4. Logan Thomas: Amid all the smaller speed receivers, here stands a 6-foot-6 giant, perfect for toss-up, red-zone targets. According to Pro Football Reference, these are Thomas’s stats inside the 20-yard line last year: 15 catches on 17 targets, 117 yards and six touchdowns. In a position like tight end in fantasy football where it is difficult to get consistent production on a week-to-week basis, Thomas established himself as a reliable target and is someone that Fitzpatrick will look to often in that area.
5. Dyami Brown: This is a stash player to be held onto until he can adjust to the NFL game, similar to Samuel. Brown is very young and has loads of talent and speed to burn, but will need some time to adjust. Brown will likely come along slowly and be used in specific spots, but this will pay off dividends in the long run if there is patience.

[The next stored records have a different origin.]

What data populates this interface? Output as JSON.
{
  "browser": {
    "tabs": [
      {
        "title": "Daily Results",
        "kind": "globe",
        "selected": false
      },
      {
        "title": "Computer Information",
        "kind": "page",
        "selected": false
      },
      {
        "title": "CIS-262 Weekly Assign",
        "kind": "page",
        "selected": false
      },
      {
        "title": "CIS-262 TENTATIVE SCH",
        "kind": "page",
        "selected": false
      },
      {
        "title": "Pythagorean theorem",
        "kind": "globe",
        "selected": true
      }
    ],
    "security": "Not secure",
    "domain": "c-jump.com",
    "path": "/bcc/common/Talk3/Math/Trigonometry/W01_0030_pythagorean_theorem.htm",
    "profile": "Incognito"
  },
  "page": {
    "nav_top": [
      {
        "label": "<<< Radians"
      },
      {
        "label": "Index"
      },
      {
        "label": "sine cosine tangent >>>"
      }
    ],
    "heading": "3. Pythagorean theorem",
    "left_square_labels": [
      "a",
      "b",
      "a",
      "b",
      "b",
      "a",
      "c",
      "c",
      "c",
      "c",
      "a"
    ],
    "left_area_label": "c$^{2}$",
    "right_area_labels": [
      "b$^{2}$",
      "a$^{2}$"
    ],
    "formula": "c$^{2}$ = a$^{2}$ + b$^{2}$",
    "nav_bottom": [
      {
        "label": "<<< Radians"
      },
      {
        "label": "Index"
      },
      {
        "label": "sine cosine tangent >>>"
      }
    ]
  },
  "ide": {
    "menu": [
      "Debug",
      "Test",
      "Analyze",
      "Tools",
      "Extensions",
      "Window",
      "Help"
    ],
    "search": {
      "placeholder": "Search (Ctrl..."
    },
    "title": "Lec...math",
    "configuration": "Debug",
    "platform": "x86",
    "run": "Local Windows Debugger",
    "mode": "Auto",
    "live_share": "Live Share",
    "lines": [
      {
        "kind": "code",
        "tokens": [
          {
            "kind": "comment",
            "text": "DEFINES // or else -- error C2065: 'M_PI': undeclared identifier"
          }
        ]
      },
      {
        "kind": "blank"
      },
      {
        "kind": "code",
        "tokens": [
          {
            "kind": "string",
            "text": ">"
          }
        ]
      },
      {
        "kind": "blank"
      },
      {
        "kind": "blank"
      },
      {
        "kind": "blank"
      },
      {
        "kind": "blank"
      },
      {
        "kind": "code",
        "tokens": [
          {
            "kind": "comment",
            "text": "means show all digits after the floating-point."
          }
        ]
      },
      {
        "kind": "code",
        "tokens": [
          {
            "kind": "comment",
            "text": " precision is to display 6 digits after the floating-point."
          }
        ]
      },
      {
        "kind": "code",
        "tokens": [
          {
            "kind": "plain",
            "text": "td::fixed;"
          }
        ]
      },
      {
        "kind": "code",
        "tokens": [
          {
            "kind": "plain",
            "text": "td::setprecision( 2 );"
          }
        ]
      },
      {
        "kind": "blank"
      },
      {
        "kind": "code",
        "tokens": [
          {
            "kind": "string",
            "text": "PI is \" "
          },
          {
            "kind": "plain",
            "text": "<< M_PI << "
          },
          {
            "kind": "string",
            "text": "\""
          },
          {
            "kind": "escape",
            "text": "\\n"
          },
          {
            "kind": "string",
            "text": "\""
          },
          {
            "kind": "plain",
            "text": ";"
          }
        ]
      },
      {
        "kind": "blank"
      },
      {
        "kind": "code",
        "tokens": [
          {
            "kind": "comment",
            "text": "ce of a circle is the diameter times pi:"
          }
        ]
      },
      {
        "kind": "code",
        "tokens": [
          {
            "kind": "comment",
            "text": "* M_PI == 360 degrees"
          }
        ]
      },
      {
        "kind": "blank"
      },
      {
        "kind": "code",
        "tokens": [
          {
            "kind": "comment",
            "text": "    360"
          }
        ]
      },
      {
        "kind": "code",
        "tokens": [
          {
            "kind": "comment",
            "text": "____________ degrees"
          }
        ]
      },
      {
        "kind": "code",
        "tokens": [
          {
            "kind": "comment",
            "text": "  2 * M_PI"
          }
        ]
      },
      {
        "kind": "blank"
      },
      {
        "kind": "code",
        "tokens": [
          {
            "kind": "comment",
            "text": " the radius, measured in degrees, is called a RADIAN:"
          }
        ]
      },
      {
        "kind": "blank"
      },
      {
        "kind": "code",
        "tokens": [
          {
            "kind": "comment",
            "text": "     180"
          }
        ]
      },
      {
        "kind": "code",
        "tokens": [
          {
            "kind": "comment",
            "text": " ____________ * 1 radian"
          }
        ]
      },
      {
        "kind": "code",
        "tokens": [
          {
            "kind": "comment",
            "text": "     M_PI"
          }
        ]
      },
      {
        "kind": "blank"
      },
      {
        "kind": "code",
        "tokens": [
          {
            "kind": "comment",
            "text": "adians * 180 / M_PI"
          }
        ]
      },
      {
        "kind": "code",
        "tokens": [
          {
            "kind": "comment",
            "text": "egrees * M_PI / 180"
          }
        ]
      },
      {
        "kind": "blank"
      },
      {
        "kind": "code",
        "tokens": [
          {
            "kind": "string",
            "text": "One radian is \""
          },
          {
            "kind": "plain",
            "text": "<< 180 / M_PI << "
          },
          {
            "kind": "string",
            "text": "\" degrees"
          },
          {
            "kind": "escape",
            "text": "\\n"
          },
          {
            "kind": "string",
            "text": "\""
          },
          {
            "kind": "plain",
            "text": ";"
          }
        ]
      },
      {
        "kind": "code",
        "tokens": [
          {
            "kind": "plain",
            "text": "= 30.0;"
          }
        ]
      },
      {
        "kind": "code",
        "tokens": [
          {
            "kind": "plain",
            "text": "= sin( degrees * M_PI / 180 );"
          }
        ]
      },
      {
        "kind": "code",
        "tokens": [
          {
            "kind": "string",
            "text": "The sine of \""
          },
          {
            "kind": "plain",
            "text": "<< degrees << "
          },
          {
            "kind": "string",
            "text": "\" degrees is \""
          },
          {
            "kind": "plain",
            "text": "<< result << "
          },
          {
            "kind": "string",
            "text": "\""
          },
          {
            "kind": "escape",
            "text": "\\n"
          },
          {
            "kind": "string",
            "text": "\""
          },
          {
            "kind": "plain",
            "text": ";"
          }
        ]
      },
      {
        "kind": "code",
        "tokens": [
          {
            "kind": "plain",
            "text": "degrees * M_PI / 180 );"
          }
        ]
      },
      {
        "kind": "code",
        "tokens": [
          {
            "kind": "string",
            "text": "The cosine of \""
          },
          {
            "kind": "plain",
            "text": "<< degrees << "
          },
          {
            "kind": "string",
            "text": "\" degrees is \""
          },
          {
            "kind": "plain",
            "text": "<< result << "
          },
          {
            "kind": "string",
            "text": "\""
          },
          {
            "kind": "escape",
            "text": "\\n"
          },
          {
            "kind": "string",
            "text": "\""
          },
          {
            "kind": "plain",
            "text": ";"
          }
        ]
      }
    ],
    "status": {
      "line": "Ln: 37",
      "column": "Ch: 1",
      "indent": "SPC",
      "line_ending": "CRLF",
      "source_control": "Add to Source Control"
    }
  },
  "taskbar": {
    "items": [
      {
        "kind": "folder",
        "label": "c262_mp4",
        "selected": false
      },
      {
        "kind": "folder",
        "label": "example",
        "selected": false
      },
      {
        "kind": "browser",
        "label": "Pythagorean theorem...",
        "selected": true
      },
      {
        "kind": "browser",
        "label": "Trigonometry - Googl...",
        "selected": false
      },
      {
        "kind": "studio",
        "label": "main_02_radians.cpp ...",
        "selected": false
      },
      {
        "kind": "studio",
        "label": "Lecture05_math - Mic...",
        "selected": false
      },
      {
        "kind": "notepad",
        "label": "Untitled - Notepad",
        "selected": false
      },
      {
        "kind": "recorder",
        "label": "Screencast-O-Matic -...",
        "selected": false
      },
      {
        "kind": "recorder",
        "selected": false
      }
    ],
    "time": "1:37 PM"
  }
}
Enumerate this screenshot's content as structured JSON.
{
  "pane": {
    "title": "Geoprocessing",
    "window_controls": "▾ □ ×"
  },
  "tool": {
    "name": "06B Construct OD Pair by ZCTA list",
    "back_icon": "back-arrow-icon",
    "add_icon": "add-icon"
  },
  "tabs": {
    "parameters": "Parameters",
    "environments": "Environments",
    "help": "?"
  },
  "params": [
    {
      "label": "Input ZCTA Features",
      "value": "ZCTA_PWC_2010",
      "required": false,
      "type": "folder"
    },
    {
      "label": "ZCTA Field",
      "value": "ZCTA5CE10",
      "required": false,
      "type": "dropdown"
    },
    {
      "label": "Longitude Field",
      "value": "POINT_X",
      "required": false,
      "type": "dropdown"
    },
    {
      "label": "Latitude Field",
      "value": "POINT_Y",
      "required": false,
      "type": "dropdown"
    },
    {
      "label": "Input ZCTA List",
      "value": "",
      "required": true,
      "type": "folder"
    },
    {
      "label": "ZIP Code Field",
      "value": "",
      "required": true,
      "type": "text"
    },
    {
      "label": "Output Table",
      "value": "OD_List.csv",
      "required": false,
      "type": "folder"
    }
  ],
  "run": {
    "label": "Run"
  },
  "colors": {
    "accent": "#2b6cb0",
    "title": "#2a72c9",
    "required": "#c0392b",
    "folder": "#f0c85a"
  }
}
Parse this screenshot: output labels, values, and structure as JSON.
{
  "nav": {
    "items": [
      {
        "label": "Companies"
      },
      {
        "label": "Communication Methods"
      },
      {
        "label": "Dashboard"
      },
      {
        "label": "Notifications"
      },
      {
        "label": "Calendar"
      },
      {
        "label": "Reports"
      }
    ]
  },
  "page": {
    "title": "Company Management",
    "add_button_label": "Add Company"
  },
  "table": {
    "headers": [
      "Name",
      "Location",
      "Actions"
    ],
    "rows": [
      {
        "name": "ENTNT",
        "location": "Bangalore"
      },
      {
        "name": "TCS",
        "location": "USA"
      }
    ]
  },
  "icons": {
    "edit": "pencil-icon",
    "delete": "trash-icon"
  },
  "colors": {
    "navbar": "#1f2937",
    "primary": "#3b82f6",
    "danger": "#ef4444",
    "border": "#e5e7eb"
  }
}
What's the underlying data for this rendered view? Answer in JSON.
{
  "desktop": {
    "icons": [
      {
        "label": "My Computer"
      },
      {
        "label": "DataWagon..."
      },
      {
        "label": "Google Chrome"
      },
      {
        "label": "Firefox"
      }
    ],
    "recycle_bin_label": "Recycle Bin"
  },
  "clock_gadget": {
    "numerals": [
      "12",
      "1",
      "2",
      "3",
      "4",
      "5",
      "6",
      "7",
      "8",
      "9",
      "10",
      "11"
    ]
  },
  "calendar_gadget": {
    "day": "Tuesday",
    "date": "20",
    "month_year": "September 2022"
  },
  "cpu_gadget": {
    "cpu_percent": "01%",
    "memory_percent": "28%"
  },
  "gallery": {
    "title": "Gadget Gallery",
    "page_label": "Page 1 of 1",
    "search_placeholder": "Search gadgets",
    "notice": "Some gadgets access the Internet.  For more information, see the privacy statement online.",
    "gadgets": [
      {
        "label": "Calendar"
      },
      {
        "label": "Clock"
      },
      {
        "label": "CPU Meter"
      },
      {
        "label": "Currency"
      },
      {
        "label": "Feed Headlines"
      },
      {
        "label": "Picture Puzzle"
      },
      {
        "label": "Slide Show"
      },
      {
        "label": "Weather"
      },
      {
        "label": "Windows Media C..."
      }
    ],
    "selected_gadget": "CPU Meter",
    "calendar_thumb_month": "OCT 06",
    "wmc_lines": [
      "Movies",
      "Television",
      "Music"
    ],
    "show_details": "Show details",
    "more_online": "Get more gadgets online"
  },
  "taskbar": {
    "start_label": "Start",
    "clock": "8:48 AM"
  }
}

Fantasy Football Sleeper: Ryan Fitzpatrick
It seems to be a revolving door with Fitzpatrick that has been fun to watch while trying to capitalize on in fantasy football. When he starts, he has been wildly effective. The problem is that he has been the stopgap for a young quarterback so he doesn’t play full seasons. This year, however, he should get the full season. Washington did not draft his replacement, and barring a great offseason and preseason from Taylor Heinicke, it is hard not to see him be the guy in Washington. With the weapons that are there and a defense that will get him the ball a lot, Fitzpatrick is an extremely viable option at the quarterback position.